On September 12th , in an area east of Stellwagen Bank, we encountered a small humpback whale with an enormous propeller scar across its back. Even though Stellwagen Bank is a National Marine Sanctuary, these whales aren’t free from threats. In fact, as a multi-use sanctuary, where commercial fishing, shipping, and recreational boating is particularly prevalent, there are a number threats to these whales from human activity. In fact, ship strikes and entanglement in fishing gear are thought to be the leading causes of death for humpback whales in the North Atlantic. While this whale seemed to be carrying on without too much trouble, the massive scar on its back was a sad reminder of the threats these whales face, and this whale will carry these scars throughout its life.

Humpback with propellar scars

We stayed with this whale for over twenty minutes, trying to get a good photo of its tail, or fluke, for identification purposes. While we were there, this whale breached, or jumped completely out of the water, on several occasions, while continuing to chin breach for a long time afterward. A chin breach is a sort of partial-breach, where the whale slaps its chin on the surface of the water, landing on the ventral, or underside of its body. After analyzing the photos after the trip, this whale was identified as an unnamed individual, its small size suggesting that it was a juvenile. It is likely that this whale will be given a name by a group of scientists next April.

A humpback whale breaches

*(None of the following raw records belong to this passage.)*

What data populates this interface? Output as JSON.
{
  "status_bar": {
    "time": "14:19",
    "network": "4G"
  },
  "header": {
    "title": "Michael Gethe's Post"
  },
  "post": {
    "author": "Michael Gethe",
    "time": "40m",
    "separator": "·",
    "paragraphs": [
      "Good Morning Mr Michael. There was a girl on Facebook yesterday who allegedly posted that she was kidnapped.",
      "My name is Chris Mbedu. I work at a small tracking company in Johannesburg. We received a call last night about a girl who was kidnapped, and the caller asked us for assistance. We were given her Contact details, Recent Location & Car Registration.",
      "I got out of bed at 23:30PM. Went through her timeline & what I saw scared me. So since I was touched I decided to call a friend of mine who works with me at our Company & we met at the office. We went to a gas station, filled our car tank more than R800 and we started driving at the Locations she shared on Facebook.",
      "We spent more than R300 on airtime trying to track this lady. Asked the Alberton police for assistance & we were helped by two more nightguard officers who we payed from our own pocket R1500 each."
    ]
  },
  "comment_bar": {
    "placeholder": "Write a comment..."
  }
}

September 13th was a bright, sunny day, and perfect for whale-watching. Heading out on the Dolphin VII in the mid-morning, we started our trip watching an unidentified juvenile rolling and flipper slapping. After a partial breach, which created an enormous splash, this small whale approached the boat and swam back and forth beneath us.

Unknown flipper-slapper

It seemed as though we had moved into a particularly productive area as a humpback named Gunslinger started to feed, lunging though bubble clouds at the surface with a wide-open mouth, accommodating hundreds of gallons of food and water. Billions of sand lance could be seen right below the surface of the water. These six-inch long fish were doomed to be the lunch of the forty ton humpback whale right nearby!

Gunslinger flukes near the bow

Sensing the presence of food, a male humpback named Alpha joined the area, and after they had their fill, they headed towards several fin whales that were lunging through schools of fish nearby. Fin whales feed on the same food as the humpbacks, generally, but do so in different ways. Rather than using bubbles to corral the fish, they use great bursts of speed and side-lunges to gulp down large quantities of sand lance!

Meanwhile, on the midday trip on the Dolphin VIII, Weave was observed with Filament and her calf, slowly heading north. Toward the center of Stellwagen Bank, five humpback whales, including Anchor and her calf, as well as Valley and her calf, appeared to be feeding at depth, as bubbles appeared at the surface in the absence of surface lunges. Humpback whales frequently blow bubbles to corral their food, although sometimes calves will blow bubbles as a play behavior, possibly as a practice for future uses in feeding.

September 14th was another spectacular day for humpback whale calf activity as Fern’s calf lobtailed for the passengers aboard the Dolphin VII.

Fern’s calf lobtails

Later, Filament’s calf was rolling on its back, revealing the ventral pleats, or rorquals, on the underside of its body.

Filament’s calf rolls upside-down!

Salt, the first humpback in the Gulf of Maine to be named was also spotted. The last time we saw Salt she was in the presence of another mature female named Cardhu, but in typical humpback fashion, they have ended their association and gone their separate ways. Salt is a favorite whale for the Dolphin Fleet, and was even named by a Dolphin Fleet captain! Seeing her back in the area was certainly a treat for the end of this beautiful week of whale watching.